For three decades, Open Circle has helped teachers, counselors, and principals in elementary schools develop students’ social and emotional skills and create school communities that are safe, welcoming, and engaging for everyone. Now, teachers can explore classroom strategies from Open Circle in Playbook, Panorama’s professional learning community for teachers. The Open Circle resources now available in Playbook align with Panorama’s measures of social-emotional learning, including grit, growth mindset, social awareness, and self-management.
At Carolina Voyager Charter School, a K-4 school in Charleston, South Carolina, grit was the theme of the month in October. Even after October, students at Carolina Voyager are still excited to talk about grit. We asked students what focusing on grit means for them, for their peers, and their school. One fourth-grade student shared, “To me, grit means never give up, never be distracted from your goals, and stay focused.”
What is social-emotional learning (SEL) at your school? This year, school and district leaders are rallying teachers, staff, and students around specific facets of SEL that matter for their school communities, and principals and SEL coordinators are establishing common visions for SEL. One effective way to get a campus or district team on the same page about social-emotional learning priorities is to introduce the terminology and reasons why your community is focusing on SEL during a staff meeting or professional development session. But you don’t need to start your presentation from scratch.
In Grand Junction, Colorado, students will use SEL measures to reflect on their social-emotional development and skills. Local news channel KKCO covered plans at Mesa Valley School District 51 to measure more than academic achievement to better support students’ growth and needs. To learn more, KKCO visited the district to interview district administrators and parents about their motivations for asking students to reflect on their social-emotional learning.

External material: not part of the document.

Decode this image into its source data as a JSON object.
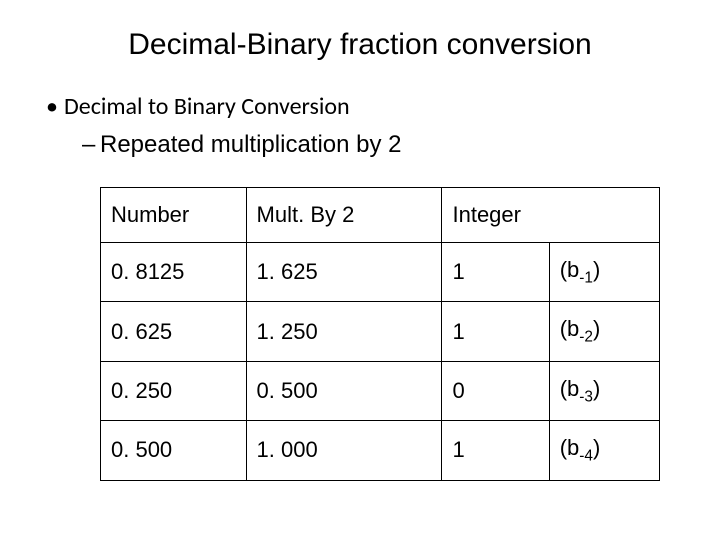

Teachers and counselors regularly help students set goals as an important way to make progress as a learner and to develop skills around working toward long-term objectives. Dr. Gabriele Oettingen, professor of psychology at NYU, and Character Lab have studied how when the WOOP goal-setting method is used with fidelity, it can improve students’ effort and outcomes. In a recent webinar, Character Lab and Panorama teamed up to present how school leaders and teachers can introduce students to WOOP.